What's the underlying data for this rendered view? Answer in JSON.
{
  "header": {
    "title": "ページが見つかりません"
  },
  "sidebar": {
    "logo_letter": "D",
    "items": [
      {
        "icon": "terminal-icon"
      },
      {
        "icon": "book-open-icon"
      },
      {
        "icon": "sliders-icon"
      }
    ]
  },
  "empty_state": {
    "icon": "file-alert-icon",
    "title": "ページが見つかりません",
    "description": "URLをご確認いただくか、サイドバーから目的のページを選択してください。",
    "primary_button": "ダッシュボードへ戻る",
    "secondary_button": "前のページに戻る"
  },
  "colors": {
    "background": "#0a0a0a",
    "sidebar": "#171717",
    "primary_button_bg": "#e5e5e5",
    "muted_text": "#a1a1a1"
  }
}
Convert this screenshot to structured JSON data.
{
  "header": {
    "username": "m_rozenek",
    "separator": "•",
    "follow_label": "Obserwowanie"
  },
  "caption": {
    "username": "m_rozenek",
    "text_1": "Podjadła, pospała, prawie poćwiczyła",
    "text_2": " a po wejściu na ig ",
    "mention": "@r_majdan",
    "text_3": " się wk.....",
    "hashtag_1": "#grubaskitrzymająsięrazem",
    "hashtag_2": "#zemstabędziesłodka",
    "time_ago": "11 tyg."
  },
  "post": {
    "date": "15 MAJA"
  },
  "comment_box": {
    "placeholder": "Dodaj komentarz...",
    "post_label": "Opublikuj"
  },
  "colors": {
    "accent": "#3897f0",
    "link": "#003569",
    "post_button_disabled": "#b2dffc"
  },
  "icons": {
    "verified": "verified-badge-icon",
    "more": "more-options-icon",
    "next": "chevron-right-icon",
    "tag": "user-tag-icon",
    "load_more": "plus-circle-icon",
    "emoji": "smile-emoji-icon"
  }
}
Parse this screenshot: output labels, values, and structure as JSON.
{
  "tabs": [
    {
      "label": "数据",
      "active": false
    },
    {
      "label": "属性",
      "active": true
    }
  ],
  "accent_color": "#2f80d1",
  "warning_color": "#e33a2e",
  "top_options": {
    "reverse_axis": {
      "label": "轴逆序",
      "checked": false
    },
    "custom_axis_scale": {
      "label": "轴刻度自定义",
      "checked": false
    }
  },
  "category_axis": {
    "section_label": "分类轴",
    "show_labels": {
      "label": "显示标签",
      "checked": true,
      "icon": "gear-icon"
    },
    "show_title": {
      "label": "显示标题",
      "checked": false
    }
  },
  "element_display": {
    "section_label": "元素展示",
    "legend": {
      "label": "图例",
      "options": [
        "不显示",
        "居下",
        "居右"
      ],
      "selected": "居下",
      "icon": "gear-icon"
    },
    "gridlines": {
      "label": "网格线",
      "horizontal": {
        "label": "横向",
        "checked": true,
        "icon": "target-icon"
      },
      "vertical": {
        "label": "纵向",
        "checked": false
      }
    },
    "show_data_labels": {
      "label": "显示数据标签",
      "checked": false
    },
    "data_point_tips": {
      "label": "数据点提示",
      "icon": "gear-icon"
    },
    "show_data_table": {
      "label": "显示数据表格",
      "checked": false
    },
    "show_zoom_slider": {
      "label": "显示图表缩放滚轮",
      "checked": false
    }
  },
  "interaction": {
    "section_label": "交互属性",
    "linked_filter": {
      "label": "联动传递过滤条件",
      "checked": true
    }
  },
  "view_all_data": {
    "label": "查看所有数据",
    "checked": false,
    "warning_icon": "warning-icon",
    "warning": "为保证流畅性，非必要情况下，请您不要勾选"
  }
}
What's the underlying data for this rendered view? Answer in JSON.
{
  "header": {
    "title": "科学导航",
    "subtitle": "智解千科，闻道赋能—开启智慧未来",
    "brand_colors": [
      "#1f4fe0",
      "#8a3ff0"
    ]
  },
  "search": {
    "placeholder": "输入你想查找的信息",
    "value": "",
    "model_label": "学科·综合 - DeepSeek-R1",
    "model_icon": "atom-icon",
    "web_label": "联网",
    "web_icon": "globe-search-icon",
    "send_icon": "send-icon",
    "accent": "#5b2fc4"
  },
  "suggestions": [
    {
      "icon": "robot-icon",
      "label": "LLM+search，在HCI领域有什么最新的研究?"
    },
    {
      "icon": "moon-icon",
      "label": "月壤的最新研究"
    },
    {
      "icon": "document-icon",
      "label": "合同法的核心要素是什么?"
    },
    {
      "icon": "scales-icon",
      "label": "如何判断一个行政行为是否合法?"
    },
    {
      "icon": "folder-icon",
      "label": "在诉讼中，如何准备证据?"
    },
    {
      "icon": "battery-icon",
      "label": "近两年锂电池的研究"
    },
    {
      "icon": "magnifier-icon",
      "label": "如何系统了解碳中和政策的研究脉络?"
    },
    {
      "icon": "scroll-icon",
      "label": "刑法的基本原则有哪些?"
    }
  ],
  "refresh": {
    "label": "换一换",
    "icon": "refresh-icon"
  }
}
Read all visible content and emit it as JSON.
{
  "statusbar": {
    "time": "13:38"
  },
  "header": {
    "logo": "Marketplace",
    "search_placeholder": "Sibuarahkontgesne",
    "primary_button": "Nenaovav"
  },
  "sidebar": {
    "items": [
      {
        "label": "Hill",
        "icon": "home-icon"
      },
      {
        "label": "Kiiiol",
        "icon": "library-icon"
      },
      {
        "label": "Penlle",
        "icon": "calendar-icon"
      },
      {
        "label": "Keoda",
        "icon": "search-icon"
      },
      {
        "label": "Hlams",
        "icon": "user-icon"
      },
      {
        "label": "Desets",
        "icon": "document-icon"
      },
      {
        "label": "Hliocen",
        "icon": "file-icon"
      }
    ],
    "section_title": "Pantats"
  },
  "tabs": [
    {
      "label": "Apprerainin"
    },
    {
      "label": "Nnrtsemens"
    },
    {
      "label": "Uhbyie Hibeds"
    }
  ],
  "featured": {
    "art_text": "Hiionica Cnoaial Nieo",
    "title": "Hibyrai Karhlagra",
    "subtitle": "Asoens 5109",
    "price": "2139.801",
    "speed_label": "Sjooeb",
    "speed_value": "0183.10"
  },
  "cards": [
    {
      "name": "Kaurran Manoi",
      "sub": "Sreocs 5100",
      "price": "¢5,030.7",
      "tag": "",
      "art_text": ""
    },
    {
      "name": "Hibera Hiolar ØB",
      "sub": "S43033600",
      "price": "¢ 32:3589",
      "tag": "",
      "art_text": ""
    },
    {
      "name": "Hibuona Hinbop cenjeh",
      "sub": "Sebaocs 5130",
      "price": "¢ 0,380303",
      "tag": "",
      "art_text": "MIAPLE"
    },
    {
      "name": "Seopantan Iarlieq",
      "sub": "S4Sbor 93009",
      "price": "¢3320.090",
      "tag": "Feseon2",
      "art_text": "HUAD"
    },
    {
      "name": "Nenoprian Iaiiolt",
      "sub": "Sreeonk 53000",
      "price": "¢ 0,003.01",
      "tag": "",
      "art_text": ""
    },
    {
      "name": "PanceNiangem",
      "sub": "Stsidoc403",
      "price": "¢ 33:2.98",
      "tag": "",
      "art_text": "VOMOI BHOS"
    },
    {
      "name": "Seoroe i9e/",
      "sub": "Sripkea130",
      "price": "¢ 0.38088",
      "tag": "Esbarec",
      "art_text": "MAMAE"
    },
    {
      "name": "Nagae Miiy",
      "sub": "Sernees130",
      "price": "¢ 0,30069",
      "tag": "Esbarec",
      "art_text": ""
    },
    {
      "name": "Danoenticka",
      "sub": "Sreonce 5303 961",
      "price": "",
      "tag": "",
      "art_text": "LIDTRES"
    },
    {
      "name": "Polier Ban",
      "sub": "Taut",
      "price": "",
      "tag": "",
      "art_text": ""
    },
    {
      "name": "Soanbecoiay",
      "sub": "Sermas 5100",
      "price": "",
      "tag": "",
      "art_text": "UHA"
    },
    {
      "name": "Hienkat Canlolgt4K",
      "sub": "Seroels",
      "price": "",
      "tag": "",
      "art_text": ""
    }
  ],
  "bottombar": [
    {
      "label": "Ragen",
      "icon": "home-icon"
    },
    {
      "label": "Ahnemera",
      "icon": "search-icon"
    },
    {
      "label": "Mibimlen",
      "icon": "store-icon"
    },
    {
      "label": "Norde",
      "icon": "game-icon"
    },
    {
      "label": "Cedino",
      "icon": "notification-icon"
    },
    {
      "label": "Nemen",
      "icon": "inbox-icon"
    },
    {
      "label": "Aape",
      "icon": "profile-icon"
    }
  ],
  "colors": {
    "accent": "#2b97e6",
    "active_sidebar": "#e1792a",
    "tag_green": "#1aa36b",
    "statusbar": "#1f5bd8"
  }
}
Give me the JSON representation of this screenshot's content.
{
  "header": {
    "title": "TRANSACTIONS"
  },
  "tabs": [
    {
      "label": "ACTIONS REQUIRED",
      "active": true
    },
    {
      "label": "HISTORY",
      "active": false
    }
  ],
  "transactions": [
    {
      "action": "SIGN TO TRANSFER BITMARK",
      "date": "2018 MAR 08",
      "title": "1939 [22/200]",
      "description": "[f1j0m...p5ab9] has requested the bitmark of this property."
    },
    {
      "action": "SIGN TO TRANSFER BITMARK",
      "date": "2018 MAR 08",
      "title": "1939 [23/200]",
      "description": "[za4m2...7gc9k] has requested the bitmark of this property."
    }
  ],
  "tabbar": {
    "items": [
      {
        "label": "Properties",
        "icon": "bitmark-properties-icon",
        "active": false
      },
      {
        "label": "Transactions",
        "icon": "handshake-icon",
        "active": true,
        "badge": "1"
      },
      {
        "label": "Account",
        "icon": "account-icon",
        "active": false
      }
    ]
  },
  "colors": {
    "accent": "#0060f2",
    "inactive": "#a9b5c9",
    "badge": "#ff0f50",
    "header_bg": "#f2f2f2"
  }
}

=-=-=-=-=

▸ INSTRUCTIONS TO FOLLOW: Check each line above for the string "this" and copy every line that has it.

▸ REPLY:
What's the underlying data for this rendered view? Answer in JSON.
Convert this screenshot to structured JSON data.
Parse this screenshot: output labels, values, and structure as JSON.
What's the underlying data for this rendered view? Answer in JSON.
Give me the JSON representation of this screenshot's content.
      "description": "[f1j0m...p5ab9] has requested the bitmark of this property."
      "description": "[za4m2...7gc9k] has requested the bitmark of this property."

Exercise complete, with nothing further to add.